> **YOUR ASSIGNMENT**: Each entry, as given, must be output unchanged.

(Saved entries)
+===+

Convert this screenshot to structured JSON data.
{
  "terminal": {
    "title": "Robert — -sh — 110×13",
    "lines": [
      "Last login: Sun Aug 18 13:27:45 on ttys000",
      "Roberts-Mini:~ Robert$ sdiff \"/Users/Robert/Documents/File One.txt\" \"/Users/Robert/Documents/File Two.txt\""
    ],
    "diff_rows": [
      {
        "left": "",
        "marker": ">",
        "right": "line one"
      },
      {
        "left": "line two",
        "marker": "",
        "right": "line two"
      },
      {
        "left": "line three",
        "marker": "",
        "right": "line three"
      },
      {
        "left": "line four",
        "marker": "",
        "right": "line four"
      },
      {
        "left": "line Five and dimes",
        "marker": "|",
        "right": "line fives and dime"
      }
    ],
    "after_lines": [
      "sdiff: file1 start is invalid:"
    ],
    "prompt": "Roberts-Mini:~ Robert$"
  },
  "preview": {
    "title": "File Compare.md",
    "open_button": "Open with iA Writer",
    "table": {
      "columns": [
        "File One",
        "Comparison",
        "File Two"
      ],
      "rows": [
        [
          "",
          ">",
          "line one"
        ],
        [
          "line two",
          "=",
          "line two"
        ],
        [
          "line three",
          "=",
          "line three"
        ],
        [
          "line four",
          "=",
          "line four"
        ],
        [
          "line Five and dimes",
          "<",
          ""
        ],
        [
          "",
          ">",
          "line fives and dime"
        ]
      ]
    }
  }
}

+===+

> **TASK OUTPUT**:
Convert this screenshot to structured JSON data.
{
  "terminal": {
    "title": "Robert — -sh — 110×13",
    "lines": [
      "Last login: Sun Aug 18 13:27:45 on ttys000",
      "Roberts-Mini:~ Robert$ sdiff \"/Users/Robert/Documents/File One.txt\" \"/Users/Robert/Documents/File Two.txt\""
    ],
    "diff_rows": [
      {
        "left": "",
        "marker": ">",
        "right": "line one"
      },
      {
        "left": "line two",
        "marker": "",
        "right": "line two"
      },
      {
        "left": "line three",
        "marker": "",
        "right": "line three"
      },
      {
        "left": "line four",
        "marker": "",
        "right": "line four"
      },
      {
        "left": "line Five and dimes",
        "marker": "|",
        "right": "line fives and dime"
      }
    ],
    "after_lines": [
      "sdiff: file1 start is invalid:"
    ],
    "prompt": "Roberts-Mini:~ Robert$"
  },
  "preview": {
    "title": "File Compare.md",
    "open_button": "Open with iA Writer",
    "table": {
      "columns": [
        "File One",
        "Comparison",
        "File Two"
      ],
      "rows": [
        [
          "",
          ">",
          "line one"
        ],
        [
          "line two",
          "=",
          "line two"
        ],
        [
          "line three",
          "=",
          "line three"
        ],
        [
          "line four",
          "=",
          "line four"
        ],
        [
          "line Five and dimes",
          "<",
          ""
        ],
        [
          "",
          ">",
          "line fives and dime"
        ]
      ]
    }
  }
}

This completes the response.